▶ What you are asked to do:
Each line of the material that mentions the word "screenshot" is to be copied.

▶ Data supplied:
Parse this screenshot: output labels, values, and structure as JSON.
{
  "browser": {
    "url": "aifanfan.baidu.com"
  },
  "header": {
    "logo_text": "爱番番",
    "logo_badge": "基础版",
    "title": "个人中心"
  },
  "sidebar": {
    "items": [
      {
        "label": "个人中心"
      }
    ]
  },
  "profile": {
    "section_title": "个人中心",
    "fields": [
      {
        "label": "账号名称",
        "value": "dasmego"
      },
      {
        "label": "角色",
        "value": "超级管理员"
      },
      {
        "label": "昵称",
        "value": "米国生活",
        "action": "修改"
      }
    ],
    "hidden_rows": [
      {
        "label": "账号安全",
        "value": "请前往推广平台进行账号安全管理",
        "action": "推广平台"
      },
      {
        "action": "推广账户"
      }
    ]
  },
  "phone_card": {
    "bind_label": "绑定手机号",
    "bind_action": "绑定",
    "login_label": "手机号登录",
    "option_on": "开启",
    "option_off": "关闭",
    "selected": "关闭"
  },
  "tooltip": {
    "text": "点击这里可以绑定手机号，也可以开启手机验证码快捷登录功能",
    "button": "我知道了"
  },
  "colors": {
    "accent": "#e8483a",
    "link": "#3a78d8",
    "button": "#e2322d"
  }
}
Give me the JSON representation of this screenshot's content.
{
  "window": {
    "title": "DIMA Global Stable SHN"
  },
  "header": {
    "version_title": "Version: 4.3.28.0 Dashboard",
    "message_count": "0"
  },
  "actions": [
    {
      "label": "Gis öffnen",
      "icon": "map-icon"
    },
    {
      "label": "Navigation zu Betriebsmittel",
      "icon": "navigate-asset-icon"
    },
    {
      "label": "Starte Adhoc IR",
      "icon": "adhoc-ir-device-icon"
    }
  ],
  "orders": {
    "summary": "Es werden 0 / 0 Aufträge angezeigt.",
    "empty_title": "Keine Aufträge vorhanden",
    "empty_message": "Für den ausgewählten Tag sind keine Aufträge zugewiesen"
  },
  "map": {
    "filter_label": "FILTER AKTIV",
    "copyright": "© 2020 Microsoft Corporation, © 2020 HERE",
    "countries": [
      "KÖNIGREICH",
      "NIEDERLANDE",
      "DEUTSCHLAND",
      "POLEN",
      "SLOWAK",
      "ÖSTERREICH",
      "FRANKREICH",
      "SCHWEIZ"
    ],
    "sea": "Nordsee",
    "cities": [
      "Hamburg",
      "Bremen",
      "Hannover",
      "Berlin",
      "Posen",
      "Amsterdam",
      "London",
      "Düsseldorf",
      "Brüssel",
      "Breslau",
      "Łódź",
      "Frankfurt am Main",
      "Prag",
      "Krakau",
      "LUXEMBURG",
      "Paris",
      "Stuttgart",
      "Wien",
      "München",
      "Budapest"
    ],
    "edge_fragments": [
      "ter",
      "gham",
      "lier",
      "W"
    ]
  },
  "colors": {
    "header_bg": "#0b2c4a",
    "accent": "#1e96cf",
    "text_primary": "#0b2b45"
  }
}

▶ Solution to this exercise:
Parse this screenshot: output labels, values, and structure as JSON.
Give me the JSON representation of this screenshot's content.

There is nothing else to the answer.